A shooting assortment, firing assortment or gun assortment is a specialized facility developed for firearms qualifications, training or practice. Some shooting ranges are operated by military or law enforcement agencies, however the majority of ranges are privately-owned and cater to recreational shooters. Every single facility is usually overseen by 1 or a lot more supervisory personnel, known as variously a assortment master or “Assortment Safety Officer” (RSO) in the US, or a assortment conducting officer (RCO) in the Uk. Supervisory personnel are responsible for ensuring that all weapon security rules and relevant government laws are followed at all occasions.
Some firing ranges are equipped with shooting booths to provide shooters with a defined firing spot and to reduce likely hazard from misfires and ejected bullet cartridges from adjacent shooters. Shooting booths are manufactured of partitions or panels which can be acoustically treated to reduce the effect of weapons discharge on other shooters. The booths are sometimes equipped with communication or target-operation tools target or booth lighting controls shelves for holding weapons and bullets, or to prevent shooters from going downrange and tools for training shooting from behind a barrier. The firing line, generally marked red or orange, runs along the downrange edge of the shooting booths. Some ranges have motion detectors that can set off an alarm when a shooter passes this line for the duration of shooting.
Target techniques consist of a target, a target carrier program, and a target management program. Targets for indoor firing ranges are generally a paper sheet or piece of corrugated cardboard with a printed target picture on the sheet. The target carrier program allows the firing assortment to operate a lot more efficiently and safely by transporting the target and frame between the firing line and the target line, in each downrange and uprange directions. The target management program allows the assortment master to management the operation and motion of the targets through a central management station in the management booth. Some firing ranges provide regional management modules that can be operated in the shooting booths.
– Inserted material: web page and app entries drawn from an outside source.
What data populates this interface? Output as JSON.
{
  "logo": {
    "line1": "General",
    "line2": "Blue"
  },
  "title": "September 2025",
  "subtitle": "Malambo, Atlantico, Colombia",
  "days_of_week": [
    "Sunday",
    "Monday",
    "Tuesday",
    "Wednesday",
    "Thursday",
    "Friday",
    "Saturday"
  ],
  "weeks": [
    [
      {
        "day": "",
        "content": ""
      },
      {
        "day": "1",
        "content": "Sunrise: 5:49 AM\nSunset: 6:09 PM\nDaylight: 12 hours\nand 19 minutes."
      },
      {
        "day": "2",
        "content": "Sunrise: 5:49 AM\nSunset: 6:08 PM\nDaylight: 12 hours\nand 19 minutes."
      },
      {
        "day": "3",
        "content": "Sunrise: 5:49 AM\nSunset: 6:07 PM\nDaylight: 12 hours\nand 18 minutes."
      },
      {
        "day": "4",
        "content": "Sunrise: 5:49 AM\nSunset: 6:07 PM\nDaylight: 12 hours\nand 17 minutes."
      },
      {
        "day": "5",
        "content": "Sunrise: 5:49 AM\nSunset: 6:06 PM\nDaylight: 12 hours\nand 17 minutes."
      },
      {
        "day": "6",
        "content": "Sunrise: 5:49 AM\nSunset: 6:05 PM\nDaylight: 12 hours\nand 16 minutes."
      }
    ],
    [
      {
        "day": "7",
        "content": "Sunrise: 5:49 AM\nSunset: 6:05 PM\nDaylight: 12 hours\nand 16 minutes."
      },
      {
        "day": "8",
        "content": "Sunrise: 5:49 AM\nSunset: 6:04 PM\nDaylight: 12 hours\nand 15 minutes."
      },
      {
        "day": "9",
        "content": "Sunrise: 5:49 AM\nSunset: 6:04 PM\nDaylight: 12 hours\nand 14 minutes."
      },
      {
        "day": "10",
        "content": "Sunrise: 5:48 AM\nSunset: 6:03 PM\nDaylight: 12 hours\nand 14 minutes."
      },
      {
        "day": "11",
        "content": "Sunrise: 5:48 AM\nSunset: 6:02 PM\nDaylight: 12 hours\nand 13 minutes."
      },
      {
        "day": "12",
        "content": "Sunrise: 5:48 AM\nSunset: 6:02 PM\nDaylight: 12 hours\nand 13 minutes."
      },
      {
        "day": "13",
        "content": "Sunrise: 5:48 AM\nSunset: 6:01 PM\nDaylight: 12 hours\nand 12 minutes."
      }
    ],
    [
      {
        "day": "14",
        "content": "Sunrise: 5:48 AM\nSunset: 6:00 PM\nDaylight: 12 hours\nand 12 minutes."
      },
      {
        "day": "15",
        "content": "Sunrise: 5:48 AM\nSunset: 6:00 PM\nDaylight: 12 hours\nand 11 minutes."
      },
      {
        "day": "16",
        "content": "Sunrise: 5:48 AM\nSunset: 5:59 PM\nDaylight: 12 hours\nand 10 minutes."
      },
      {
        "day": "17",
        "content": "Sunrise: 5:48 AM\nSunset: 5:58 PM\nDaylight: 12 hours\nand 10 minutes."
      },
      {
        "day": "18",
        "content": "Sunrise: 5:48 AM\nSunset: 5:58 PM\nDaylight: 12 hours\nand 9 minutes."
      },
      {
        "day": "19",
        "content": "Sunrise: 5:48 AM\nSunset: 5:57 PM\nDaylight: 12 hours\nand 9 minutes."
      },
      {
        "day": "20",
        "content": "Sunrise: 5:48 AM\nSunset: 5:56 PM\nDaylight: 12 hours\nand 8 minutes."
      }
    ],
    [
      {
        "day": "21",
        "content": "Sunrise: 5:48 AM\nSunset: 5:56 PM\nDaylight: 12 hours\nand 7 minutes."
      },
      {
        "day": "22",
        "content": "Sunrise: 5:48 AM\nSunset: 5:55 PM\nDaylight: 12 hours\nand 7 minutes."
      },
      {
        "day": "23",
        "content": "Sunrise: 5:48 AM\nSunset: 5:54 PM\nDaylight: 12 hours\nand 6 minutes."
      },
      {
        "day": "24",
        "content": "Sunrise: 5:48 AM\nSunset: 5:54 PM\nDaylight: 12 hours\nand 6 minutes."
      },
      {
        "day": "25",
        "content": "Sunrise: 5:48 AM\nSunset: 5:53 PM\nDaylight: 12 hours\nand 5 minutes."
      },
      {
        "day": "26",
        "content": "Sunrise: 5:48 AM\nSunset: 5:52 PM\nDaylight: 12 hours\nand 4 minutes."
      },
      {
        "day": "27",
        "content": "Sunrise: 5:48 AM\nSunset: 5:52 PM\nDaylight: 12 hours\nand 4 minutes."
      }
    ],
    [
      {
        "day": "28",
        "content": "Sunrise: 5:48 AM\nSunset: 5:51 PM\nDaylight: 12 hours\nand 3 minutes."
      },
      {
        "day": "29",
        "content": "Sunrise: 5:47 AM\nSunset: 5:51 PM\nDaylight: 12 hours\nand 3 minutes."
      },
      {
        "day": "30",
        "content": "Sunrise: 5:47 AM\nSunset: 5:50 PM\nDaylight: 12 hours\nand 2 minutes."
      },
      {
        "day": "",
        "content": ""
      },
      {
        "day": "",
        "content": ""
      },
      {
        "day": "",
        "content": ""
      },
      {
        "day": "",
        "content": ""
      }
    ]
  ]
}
A vital part in the layout and appropriate operation of an indoor firing ranges is the ventilation program. Suitable ventilation reduces shooters’ exposure to airborne lead particles and other combustion byproducts. Ventilation techniques consist of supply and exhaust air techniques and connected ductwork. Supply air can be presented through a perforated wall plenum or radial air diffusers mounted at ceiling height. Airflow along the firing line ought to be no a lot more than .38 m/s (75 feet per minute, fpm) with a minimal acceptable movement of .25 m/s (50 fpm). Air is usually exhausted at or behind the bullet trap. Some Las Vegas shooting ranges are developed to have numerous exhaust points downrange to maintain downrange movement and desired velocities at the firing line. The exhaust program ought to be developed to provide minimal duct air velocities of 12.70 – 15.24 m/s (2,500 – 3,000 fpm). The tools and styles for the ventilation techniques are varied, most firing ranges have 1 supply and 1 exhaust fan, even so, some have numerous supply or exhaust supporters. Very typically, the air-movement price necessary by the firing assortment and space constraints for the supporters dictate the quantity and types of supporters. Most shooting range have techniques that supply one hundred% outdoors air to the firing assortment and exhaust all of the air to outdoors the creating but, some firing assortment ventilation techniques are developed to recirculate some of the exhaust air to the supply air program to conserve power especially in intense climates. The exhaust air is constantly filtered before getting exhausted outdoors the creating or recirculated to the supply program.
Lighting in the assortment consists of management booth, uprange spot, shooting booth, and downrange lighting techniques. Management booth lighting is generally manually managed and consists of general lighting and low-level lighting used for the duration of particular shooting conditions. Lighting uprange of the booths is general ceiling-level lighting and can generally be managed manually or from the central controls. Lights downrange of the firing line are generally spotlights used to illuminate the targets at different distances downrange of the booths.
Safety management techniques are installed to shield the shooters for the duration of assortment malfunction or emergency circumstances. Such techniques might include warning lights, alarm bells, and air-movement and filtration monitors.